Senate Intelligence Committee Chairman Richard Burr (R-N.C.) moved this week to retrieve copies of the committee’s 2014 secret report on the CIA’s brutal detention and interrogation program from federal agencies and return them to Congress.
By late Friday, most of the copies known to have been distributed had been returned to the committee, including by the CIA and its inspector general’s office, the director of national intelligence, and the State Department. At least one remains sealed in federal court, while Justice and the Defense Department each retain a copy.
A copy is also held by the National Archives among former president Barack Obama’s papers.
The report, five years in the making, detailed secret detention and interrogation procedures carried out on terrorism suspects by the CIA between 2001 and 2006. Among other things, it charged the agency with brutal treatment, mismanagement, and concealing information about the program. Committee Republicans had declined to participate in the investigation, charging that it was politically motivated.
While a 500-page, redacted summary was eventually released, the bulk of the report remains classified.
Burr’s order to collect copies of the 6,700-page document came weeks after the Supreme Court refused to hear an appeal from the American Civil Liberties Union for the executive branch to release the full report, ending a two-year legal battle.
Democrats cried foul, charging that Burr intends to bury the document and ensure that it is never released.
Sen. Dianne Feinstein (D-Calif.), who chaired the committee when it was written, said Burr’s intent in collecting copies of what she called “the torture report” was to “erase history” and make sure the document would not be read by current and future officials.
The purpose of the highly critical report was “to learn from past mistakes and ensure that these abuses are never again repeated,” Sen. Mark R. Warner (D-Va.), now the committee’s senior Democrat, said in a statement. A Warner aide said the senator had not been informed of Burr’s directive in advance and that he disagreed with it.
A senior Trump administration official said the matter was between Congress and the courts. “Once the court ruled that the document was rightfully Congress’s, and Congress had asked for its material back, we felt it was appropriate” for executive branch departments to return it, said the official, who was not authorized to comment publicly on the issue and spoke on the condition of anonymity.
Burr first called for the copies to be returned in early 2015, after Republicans won control of the Senate and he became committee chairman, but retrieval was frozen by the ongoing court case.
In a statement issued by his office Friday, Burr said that in light of court rulings, he had now “directed my staff to retrieve copies of the Congressional study that remain with the Executive Branch agencies and, as the Committee does with all classified and compartmented information, will enact the necessary measures to protect the sensitive sources and methods contained within the report.”

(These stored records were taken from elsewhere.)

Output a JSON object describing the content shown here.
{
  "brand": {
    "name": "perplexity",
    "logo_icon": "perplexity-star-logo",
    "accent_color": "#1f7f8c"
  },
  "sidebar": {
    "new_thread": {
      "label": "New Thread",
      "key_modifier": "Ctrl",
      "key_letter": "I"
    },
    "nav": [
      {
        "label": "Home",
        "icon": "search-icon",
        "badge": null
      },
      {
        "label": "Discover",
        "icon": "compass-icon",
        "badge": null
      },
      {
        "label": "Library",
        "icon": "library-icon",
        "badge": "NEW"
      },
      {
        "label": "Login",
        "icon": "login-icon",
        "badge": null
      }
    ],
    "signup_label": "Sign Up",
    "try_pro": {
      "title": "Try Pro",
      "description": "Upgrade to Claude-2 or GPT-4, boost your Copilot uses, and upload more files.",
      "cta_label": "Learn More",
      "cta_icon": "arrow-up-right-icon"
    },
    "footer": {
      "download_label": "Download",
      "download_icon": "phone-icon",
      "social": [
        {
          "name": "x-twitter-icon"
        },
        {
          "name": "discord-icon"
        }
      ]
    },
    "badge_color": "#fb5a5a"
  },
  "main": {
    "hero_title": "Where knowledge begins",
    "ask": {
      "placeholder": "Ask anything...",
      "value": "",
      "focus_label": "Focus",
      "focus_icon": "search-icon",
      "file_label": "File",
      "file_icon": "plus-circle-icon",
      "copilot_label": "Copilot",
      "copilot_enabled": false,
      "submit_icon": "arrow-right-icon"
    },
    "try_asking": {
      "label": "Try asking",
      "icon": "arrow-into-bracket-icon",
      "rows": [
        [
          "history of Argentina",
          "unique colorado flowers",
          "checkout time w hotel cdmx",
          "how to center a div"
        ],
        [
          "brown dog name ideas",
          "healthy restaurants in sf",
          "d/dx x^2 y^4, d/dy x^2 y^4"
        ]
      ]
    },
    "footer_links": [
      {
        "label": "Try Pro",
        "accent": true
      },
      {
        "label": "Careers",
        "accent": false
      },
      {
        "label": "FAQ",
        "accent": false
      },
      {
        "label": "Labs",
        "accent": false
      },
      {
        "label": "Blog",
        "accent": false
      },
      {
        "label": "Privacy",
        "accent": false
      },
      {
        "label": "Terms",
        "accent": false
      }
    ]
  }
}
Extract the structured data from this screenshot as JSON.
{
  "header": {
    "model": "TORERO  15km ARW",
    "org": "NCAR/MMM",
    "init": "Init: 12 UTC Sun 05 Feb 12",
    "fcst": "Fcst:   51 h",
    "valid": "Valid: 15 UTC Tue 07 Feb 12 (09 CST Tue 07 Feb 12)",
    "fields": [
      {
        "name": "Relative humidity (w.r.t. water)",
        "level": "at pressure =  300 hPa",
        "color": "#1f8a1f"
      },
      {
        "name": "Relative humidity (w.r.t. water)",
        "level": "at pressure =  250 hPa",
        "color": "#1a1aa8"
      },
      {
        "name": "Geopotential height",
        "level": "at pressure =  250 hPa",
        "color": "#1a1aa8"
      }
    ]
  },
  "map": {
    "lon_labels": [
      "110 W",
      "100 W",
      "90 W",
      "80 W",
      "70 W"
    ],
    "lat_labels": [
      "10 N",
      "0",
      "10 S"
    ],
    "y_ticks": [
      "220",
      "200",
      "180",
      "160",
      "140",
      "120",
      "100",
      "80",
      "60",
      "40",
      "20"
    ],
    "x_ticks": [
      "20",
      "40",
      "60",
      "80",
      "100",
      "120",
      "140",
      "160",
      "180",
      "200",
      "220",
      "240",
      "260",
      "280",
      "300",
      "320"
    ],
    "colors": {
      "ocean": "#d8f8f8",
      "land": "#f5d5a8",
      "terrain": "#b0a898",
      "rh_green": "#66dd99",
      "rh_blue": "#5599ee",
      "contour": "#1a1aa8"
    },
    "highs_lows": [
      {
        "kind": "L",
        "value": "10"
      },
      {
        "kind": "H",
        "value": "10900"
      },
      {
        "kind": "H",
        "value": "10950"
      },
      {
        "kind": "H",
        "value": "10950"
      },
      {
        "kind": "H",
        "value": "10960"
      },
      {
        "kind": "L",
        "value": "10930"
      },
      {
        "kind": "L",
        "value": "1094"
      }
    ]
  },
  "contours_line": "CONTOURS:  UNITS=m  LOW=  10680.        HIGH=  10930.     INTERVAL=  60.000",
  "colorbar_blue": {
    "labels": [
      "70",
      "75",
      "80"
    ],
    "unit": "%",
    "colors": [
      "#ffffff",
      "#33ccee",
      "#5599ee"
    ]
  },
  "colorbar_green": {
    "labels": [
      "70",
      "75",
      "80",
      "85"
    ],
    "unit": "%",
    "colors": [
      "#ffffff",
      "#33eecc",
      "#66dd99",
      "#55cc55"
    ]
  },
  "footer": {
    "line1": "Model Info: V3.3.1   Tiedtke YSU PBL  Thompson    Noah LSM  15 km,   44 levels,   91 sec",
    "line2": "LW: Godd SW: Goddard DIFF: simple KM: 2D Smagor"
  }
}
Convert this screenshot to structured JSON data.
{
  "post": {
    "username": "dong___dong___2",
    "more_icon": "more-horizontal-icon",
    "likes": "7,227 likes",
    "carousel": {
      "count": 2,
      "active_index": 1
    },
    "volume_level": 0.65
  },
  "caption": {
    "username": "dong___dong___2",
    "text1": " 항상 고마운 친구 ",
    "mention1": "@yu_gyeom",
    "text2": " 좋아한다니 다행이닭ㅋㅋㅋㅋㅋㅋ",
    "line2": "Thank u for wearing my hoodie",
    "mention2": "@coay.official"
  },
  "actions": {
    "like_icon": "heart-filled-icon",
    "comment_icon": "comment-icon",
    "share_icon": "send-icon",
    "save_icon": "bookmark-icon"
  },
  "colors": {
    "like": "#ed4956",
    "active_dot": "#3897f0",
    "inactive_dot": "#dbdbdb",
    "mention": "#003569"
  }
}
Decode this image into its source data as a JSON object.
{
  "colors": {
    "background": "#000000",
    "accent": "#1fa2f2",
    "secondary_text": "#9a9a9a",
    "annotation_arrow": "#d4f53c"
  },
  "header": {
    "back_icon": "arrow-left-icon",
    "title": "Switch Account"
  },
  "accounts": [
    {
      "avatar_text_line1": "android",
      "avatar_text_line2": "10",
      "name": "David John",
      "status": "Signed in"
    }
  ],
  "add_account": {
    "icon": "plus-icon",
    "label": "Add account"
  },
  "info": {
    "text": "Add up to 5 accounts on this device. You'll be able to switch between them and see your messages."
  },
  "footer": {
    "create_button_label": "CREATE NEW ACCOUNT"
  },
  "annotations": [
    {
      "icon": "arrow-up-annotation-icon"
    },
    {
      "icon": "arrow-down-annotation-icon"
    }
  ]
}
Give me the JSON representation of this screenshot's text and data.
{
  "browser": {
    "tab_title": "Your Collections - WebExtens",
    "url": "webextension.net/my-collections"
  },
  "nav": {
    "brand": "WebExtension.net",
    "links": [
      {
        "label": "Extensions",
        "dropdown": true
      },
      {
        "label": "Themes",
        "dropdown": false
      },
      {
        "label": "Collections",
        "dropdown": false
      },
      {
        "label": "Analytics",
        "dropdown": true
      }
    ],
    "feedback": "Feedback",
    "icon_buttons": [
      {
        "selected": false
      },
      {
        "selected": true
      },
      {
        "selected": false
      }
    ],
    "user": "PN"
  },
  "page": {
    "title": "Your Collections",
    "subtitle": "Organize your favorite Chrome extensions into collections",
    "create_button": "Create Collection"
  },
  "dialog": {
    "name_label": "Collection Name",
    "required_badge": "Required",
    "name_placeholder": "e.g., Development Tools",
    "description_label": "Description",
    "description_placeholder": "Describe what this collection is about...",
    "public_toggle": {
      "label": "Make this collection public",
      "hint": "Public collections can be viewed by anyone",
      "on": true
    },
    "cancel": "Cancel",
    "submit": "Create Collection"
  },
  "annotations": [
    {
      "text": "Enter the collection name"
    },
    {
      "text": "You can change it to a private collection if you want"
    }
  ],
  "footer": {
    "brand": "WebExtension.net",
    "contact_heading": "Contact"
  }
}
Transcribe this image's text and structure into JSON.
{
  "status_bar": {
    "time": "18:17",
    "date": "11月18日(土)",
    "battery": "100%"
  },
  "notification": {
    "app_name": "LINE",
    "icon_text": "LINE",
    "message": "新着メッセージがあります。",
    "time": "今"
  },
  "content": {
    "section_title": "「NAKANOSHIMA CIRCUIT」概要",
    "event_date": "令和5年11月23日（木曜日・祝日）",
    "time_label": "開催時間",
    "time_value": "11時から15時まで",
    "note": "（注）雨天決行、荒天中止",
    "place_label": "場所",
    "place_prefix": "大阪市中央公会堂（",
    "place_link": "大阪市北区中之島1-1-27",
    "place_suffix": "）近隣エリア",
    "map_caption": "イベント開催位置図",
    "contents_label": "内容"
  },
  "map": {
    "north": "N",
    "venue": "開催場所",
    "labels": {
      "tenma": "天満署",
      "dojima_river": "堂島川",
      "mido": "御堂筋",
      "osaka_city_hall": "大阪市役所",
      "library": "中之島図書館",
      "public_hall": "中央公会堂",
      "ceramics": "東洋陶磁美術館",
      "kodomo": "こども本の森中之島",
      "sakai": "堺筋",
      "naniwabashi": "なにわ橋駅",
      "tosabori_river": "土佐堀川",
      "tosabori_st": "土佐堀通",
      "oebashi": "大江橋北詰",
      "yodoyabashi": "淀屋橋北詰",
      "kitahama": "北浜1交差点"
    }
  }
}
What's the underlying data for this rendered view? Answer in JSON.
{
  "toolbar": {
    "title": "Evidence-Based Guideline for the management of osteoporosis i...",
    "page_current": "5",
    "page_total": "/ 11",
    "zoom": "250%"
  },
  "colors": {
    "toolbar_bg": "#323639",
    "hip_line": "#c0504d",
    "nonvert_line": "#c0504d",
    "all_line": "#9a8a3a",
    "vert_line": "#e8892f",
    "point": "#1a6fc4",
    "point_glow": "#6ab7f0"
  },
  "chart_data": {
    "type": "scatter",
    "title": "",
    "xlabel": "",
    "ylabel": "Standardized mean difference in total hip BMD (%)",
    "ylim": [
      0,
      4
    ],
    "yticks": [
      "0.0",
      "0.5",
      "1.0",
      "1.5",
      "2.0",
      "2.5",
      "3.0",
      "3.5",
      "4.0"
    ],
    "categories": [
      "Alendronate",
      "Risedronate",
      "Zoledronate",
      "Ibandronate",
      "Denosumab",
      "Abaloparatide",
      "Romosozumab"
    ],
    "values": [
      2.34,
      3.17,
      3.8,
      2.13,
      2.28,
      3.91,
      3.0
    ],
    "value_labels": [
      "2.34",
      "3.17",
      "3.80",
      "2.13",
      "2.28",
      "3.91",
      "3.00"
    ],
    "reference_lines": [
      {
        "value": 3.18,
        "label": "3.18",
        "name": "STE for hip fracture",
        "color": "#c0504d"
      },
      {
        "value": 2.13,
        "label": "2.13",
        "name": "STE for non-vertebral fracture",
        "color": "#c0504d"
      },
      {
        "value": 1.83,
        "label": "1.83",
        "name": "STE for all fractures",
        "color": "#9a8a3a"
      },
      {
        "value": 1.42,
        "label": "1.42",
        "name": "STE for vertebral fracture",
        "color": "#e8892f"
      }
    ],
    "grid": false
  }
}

Hina Shamsi, director of the ACLU National Security Project, said: “It would be a travesty for agencies to return the CIA torture report instead of reading and learning from it, as senators intended. The landmark investigative report documents horrific abuses and also details of CIA lies to the White House, Congress, the courts, and the public about its torture program.”
Congress is not subject to the Freedom of Information Act, but distribution of the report to federal agencies provided an opening for FOIA requests for its declassification and release. In 2013, after a first version of the document was completed, the ACLU filed a federal FOIA case against the CIA, the DNI and the Justice, State and Defense departments.
The suit was renewed in 2014, after the report was updated with the CIA’s critical response to it. A declassified summary was released that year, with the support of Burr and several other Republicans. Obama said he backed the summary release because “one of the strengths that makes America exceptional is our willingness to openly confront our past, face our imperfections, make changes and do better.”
But the Obama administration continued to contest the FOIA case, arguing that the full document belonged to Congress and not to the executive branch. The District of Columbia federal court eventually agreed; the ACLU also lost a subsequent appeal.
In April, the Supreme Court denied an ACLU petition to hear the case.